13 Jun 2021

Documents reveal horrors mistreated New Zealand war prisoners endured

8:22 pm on 13 June 2021

Documents that have been declassified by the Ministry of Foreign Affairs and Trade have revealed the sordid actions of enemy soldiers committing war crimes during World War II.

A group of repatriated New Zealand prisoners of war unloading their few belongings from a truck at Maadi Camp, Egypt, during World War II. These NZ POWs made their own way from Italian POW camps to connect with the British forces in southern Italy.

Repatriated New Zealand POWs unloading their few belongings from a truck at Maadi Camp, Egypt, during World War II. These NZ POWs made their own way from Italian POW camps to connect with the British forces in southern Italy. Photo: Bull, George Robert, 1910-1996. Dept of Internal Affairs. War History Branch:Photos relating to WW 1914-1918, WW 1939-1945. Ref: DA-03211-F. Alexander Turnbull Library, Wellington, NZ./records/22732448

Thousands of documents detail the war crimes committed against New Zealand soldiers, including murder and torture by German, Italian and Japanese forces throughout Europe, Africa, the Middle East, Asia and the Pacific.

The documents are part of a release of 380 previously classified files held by the ministry, spanning the last 100 years.

They include files detailing David Lange's speech to the UN disarmament conference in 1985, documents regarding French nuclear testing in the Pacific, the Vietnam War, and condolence letters after the Erebus disaster.

There are three files detailing war crimes committed against New Zealand soldiers during World War II, dated from 1942 until 1946.

In one document, it details the murder of Private Alfred Peterson in December 1943 while a prisoner of war in Khulengraben, Austria.

"A New Zealander, Private Alfred Peterson, was a prisoner of war working in December 1943 on road making with a punishment column at Khulengraben attached to Stalag XVIII-A," the document reads.

"A dispute arose between his and the German civilian foreman with respect to the work. The foreman reported the matter to the first accused [Pfisterer], who summoned a guard, namely, the second accused [Martin Schutz].

"The first accused ordered the second accused to shoot Peterson."

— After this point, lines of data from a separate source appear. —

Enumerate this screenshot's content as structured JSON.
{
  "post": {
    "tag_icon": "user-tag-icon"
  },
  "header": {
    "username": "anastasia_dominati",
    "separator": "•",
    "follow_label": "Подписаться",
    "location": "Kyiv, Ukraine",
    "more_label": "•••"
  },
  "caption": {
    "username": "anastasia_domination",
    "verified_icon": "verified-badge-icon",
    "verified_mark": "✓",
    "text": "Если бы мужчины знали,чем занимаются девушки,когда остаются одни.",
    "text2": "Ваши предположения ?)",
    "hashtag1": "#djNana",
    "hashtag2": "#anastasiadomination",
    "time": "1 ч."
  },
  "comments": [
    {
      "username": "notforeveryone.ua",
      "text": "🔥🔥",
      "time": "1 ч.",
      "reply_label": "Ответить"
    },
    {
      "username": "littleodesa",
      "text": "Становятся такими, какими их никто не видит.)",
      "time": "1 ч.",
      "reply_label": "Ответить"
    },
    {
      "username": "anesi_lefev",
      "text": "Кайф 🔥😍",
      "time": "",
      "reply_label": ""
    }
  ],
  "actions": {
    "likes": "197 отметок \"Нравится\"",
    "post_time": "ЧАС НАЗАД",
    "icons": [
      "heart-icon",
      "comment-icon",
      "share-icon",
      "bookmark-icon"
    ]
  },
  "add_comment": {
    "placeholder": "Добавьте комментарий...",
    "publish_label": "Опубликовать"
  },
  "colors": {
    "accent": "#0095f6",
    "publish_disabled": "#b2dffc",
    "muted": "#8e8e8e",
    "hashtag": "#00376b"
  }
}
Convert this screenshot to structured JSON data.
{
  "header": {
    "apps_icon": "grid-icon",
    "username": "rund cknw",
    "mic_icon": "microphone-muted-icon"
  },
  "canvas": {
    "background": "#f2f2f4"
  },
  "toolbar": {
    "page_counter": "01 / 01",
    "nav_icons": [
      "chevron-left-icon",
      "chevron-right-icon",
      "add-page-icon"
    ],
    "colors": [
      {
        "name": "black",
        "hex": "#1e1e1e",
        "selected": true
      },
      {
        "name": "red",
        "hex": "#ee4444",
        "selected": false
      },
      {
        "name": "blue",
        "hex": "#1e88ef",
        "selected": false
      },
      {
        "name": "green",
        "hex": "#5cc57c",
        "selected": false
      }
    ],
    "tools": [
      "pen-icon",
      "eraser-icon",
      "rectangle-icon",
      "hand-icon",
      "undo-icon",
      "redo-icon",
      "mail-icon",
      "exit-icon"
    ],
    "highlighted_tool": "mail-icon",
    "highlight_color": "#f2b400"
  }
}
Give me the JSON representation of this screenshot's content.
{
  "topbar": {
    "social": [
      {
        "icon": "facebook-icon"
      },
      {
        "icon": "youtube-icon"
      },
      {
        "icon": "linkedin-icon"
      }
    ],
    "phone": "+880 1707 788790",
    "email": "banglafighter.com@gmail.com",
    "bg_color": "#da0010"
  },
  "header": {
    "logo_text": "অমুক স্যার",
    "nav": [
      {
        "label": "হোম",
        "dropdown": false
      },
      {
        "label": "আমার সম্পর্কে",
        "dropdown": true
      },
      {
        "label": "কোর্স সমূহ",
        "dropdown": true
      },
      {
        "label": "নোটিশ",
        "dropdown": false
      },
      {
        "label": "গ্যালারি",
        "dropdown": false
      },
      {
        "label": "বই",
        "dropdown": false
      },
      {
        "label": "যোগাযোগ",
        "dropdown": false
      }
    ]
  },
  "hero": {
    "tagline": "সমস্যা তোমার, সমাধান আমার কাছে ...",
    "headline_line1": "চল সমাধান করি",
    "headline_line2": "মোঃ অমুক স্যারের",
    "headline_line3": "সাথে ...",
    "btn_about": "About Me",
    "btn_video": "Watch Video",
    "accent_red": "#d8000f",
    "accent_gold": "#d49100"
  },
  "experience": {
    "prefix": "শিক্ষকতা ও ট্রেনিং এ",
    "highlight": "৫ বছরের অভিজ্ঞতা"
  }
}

The report then details how Schutz struggled to load his rifle, so Pfisterer went to his office to find his own rifle.

While he was doing that, Schutz succeeded in loading his rifle, and immediately shot and killed Peterson.

"Peterson's attitude had been quiet, non-provocative and non-aggressive."

The report found Peterson was only reported to the Nazi officers because he had been leaning on his shovel while waiting for a skip to return empty.

The murder was used for three months afterwards as a threat by the officers involved against the prisoners of war at Stalag XVIII-A, with Schutz telling them "the proper place for them was the graveyard where Peterson was buried".

Private Peterson's death is one of many stories among the papers released by MFAT, providing a harsh insight into the horrors of World War II.

Another such document details torture sustained by another prisoner of war, in which he was tied to flooring boards, the wind was knocked out of him and he was water boarded by Japanese soldiers.

There are accounts of New Zealand soldiers being shot or stabbed, many accounts of soldiers being struck by the but of a gun or punched and kicked by guards, and of the limited access to food or medical supplies while in prisoner of war camps.

Among the letters detailing poor treatment is an account from one Norma Smallfield, who said she was living with her husband in British North Borneo in May 1942 when they were captured and detained.

"With 48 other women and children I was interned in the convent at Jesselton," Smallfield said.

"We were stationed at the convent for about four months. We were [then] transferred to Kuching Internment camp in Sarawak. We travelled to Kuching for five days by ship.

"Conditions on the ship were very crowded, no sleeping accommodation was provided other than the deck, half of which was used by the Japanese soldiers."

Smallfield, who was 48 when she was captured by the Japanese, said there were several times when women were attacked by soldiers while they were prisoners.

"Sometime about January 1945, I cannot remember the exact date, I was witness to a beating given to Mrs Caroline Bishop, an internee, by a Japanese guard," she said in one example.

"I do not remember the name of this guard. He was referred to as 'Caroline's friend' because of the beating he had given Mrs Bishop."

She said Mrs Bishop was punched at least 14 times because she would not remove a head band while cooking, and the commandant of the camp later made an order that women were indeed allowed to wear head bands while cooking meals.

The newly-released documents are available for viewing at Archives New Zealand in Wellington.